Los Angeles, January 25th 2016 (venezuelanalysis.com) - Venezuelan opposition legislator Tomás Guanipa revealed Wednesday that the Democratic Unity Roundtable (MUD) is set to present an “alternative document” Friday to international dialogue mediators.
The news comes after dialogue facilitators met with MUD and Bolivarian government representatives last week to go over an initial document put forward by international mediators entitled an "Agreement of Democratic Coexistence". The text features 21 main points to guide the next series of talks between the two political sides and covers human, economic and social rights, as well as electoral issues.
However in an official statement, the opposition dismissed the official dialogue program presented by facilitators and said it would develop a counter text to "represent, not just political organizations, but also democratic society" and which would "put forth to the international community demands and proposals."
The opposition's hot-and-cold approach to dialogue efforts has resulted in failure several times before, causing concern over their latest refusal to participate in the dialogue on negotiated terms.
During an interview with politically conservative television channel Globovisión, Guanipa affirmed that the notoriously divided opposition coalition's decision was made “in consensus” and that the text is “very developed”.

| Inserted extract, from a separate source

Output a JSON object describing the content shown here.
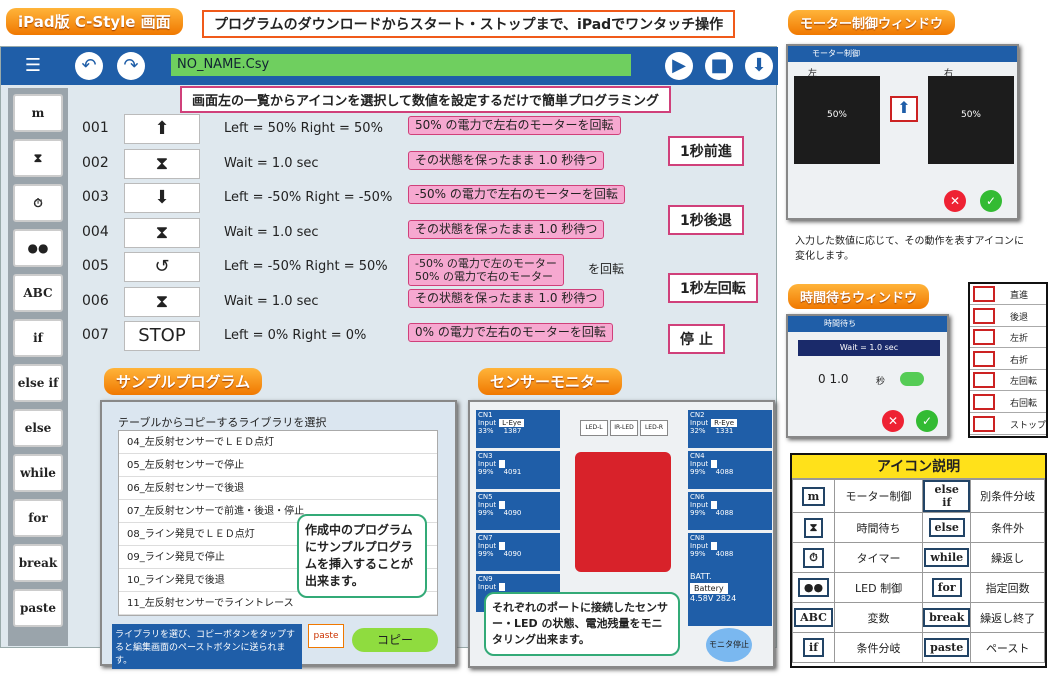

"This document will set an approach that allows us to recover the electoral timetable, rescue institutionality in Venezuela, release prisoners for political reasons and create a commission that evaluates the agreements reached," the hard-right politician added. In addition, Guanipa stressed the opposition’s plans to coordinate nation-wide protests over the coming weeks.
Former President of Spain José Rodríguez Zapatero, who serves as one of the international mediators – together with UNASUR General Secretary Ernesto Samper, the former presidents of Panama and the Dominican Republic, Martín Torrijos and Leonel Fernández respectively, and official Vatican representation – voiced his continued support for the dialogue following last week’s meeting.
"I bet on this political dialogue as the only way for the future of the country in spite of an antagonistic situation and insurmountable differences," Zapatero stated on UNASUR’s official Twitter.
“In Venezuela there is a lot to do and we will do everything in favor of peace and coexistence,” he continued.
Venezuelan President Nicolás Maduro expressed his unwavering commitment to the dialogue at the Latin American and Caribbean States’ (CELAC) summit in Punta Cana in the Dominican Republic this week. Maduro also voiced his gratitude for the regional bloc’s unanimous support for the dialogue.
"I am grateful for such support of these difficult processes that have been necessary to move forward, and I am sure that sooner or later we will reach agreements that will help strengthen democracy, peace and stability in our beloved Venezuela,” stated Maduro.
Last week, the Venezuelan head of state criticized the opposition for backpedaling on the dialogue process.
"It is an absurdity that MUD says it does not want to dialogue, they’re disregarding their obligations as citizens, as public representatives, it is a mockery of our international facilitators," Maduro said.
In October, the Venezuelan opposition accepted Maduro’s invitation to dialogue with the Bolivarian government to overcome a political stand-off between the opposition-controlled legislative branch of government and the Chavista executive. However, the opposition has withdrawn from the dialogue process several times since its outset.
According to multi-national Latin American news channel teleSUR, Maduro has invited the opposition to dialogue more than 30 times since 2013.